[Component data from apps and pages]
((

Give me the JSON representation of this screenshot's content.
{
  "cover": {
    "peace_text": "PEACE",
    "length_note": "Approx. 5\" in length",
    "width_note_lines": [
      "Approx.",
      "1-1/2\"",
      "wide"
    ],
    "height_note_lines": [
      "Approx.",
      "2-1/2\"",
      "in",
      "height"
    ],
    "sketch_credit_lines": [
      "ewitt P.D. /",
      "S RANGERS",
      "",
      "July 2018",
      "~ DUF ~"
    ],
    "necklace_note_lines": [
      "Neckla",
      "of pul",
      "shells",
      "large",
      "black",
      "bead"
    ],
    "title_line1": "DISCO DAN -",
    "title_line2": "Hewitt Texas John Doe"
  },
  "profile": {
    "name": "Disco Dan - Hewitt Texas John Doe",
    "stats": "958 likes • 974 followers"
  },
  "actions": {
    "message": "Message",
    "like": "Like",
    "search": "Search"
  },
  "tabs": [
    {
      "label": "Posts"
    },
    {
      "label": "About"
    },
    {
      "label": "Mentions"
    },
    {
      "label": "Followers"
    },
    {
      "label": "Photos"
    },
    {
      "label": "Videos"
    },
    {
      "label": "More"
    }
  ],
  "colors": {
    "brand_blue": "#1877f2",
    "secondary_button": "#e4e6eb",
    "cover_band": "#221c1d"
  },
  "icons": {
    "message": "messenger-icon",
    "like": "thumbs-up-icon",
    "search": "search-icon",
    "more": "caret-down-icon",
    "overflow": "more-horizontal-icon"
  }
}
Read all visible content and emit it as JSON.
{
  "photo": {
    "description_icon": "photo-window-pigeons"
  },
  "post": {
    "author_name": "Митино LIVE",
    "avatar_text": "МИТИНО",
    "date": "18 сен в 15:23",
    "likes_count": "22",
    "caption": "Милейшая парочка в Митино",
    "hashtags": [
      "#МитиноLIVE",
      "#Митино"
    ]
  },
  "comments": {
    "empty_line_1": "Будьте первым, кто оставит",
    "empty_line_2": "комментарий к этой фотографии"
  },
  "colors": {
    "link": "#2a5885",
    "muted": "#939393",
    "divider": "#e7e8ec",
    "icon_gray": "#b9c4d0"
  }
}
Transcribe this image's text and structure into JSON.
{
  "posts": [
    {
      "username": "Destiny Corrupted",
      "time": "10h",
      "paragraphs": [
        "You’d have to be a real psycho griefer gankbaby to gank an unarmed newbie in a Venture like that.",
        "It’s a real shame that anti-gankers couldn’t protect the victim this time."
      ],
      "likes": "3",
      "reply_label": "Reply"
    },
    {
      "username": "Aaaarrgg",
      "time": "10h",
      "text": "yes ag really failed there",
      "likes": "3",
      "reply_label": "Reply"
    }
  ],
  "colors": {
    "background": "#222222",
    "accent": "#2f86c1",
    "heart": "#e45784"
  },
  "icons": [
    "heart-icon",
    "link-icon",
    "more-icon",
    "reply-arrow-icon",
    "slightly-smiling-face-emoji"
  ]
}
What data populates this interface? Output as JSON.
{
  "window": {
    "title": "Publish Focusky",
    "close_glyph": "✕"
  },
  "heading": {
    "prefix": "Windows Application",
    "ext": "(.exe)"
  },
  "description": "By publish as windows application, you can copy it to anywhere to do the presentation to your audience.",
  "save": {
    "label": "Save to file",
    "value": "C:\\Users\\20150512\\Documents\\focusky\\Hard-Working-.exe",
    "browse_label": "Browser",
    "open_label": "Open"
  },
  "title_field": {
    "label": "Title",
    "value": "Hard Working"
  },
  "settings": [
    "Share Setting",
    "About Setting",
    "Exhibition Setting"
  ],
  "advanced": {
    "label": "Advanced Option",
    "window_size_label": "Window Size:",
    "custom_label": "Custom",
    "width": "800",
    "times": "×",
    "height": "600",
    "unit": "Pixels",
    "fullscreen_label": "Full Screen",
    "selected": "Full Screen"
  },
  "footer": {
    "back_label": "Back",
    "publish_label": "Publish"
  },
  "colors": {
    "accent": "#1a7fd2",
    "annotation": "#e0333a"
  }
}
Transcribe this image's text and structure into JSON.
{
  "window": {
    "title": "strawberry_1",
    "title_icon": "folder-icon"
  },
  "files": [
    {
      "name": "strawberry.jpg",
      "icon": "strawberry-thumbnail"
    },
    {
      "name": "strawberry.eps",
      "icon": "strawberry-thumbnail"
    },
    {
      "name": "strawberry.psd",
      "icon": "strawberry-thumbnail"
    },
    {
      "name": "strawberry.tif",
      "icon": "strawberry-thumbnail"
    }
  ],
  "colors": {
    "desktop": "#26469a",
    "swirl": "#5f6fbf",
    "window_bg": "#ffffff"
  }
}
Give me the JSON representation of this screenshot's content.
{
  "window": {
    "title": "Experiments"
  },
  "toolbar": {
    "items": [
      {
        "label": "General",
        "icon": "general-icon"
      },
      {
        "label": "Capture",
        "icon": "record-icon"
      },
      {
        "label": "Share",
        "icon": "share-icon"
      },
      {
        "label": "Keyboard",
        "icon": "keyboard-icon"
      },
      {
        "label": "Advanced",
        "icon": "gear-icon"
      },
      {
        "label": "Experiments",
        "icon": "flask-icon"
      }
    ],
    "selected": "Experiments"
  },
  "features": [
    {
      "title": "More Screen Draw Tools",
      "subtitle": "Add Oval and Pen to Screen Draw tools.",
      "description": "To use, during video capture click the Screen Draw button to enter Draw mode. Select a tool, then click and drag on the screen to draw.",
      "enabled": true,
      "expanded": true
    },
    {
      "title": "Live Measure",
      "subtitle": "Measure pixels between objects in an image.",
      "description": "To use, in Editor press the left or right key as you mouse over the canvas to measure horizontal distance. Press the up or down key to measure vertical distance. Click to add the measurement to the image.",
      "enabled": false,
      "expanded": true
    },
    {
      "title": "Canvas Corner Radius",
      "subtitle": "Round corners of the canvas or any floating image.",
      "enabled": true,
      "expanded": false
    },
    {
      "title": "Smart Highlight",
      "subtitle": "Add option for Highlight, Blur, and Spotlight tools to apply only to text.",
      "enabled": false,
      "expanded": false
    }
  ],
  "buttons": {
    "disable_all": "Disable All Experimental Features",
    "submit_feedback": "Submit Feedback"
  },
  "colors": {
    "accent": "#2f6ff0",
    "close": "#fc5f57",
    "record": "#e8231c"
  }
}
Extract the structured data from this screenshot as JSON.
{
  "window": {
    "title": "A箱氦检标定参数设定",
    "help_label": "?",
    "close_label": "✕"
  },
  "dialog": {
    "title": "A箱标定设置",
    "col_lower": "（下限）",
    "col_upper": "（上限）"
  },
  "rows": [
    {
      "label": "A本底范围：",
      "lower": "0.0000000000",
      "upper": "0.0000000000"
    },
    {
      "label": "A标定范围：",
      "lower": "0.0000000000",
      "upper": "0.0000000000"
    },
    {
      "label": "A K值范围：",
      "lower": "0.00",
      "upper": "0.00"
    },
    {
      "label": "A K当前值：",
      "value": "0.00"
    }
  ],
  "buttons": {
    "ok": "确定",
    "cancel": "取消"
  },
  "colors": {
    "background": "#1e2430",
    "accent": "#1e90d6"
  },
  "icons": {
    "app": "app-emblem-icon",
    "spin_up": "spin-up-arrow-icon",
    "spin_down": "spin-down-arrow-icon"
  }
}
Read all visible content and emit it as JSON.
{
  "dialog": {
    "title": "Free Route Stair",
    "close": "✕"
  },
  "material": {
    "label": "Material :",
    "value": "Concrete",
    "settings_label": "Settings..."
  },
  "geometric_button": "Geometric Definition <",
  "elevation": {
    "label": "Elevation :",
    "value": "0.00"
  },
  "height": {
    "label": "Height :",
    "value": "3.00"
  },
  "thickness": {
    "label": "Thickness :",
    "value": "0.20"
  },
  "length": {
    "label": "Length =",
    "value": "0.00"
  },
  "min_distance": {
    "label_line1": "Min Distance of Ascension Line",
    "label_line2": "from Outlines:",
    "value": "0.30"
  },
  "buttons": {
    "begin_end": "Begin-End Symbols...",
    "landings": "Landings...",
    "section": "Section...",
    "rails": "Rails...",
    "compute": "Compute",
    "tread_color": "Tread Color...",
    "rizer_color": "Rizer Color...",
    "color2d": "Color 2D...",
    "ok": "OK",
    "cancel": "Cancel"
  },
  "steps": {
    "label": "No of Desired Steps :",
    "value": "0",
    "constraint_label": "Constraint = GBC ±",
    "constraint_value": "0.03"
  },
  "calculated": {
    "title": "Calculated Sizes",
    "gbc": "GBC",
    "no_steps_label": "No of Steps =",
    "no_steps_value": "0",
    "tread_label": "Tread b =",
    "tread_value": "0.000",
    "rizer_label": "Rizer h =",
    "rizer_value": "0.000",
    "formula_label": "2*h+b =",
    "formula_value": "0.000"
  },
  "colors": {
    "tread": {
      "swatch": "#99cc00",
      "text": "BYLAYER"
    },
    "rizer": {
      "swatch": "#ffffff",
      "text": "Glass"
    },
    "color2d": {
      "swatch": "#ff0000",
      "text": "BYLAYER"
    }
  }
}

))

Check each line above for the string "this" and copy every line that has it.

Give me the JSON representation of this screenshot's content.
Transcribe this image's text and structure into JSON.
        "It’s a real shame that anti-gankers couldn’t protect the victim this time."
What data populates this interface? Output as JSON.
Transcribe this image's text and structure into JSON.
Give me the JSON representation of this screenshot's content.
Extract the structured data from this screenshot as JSON.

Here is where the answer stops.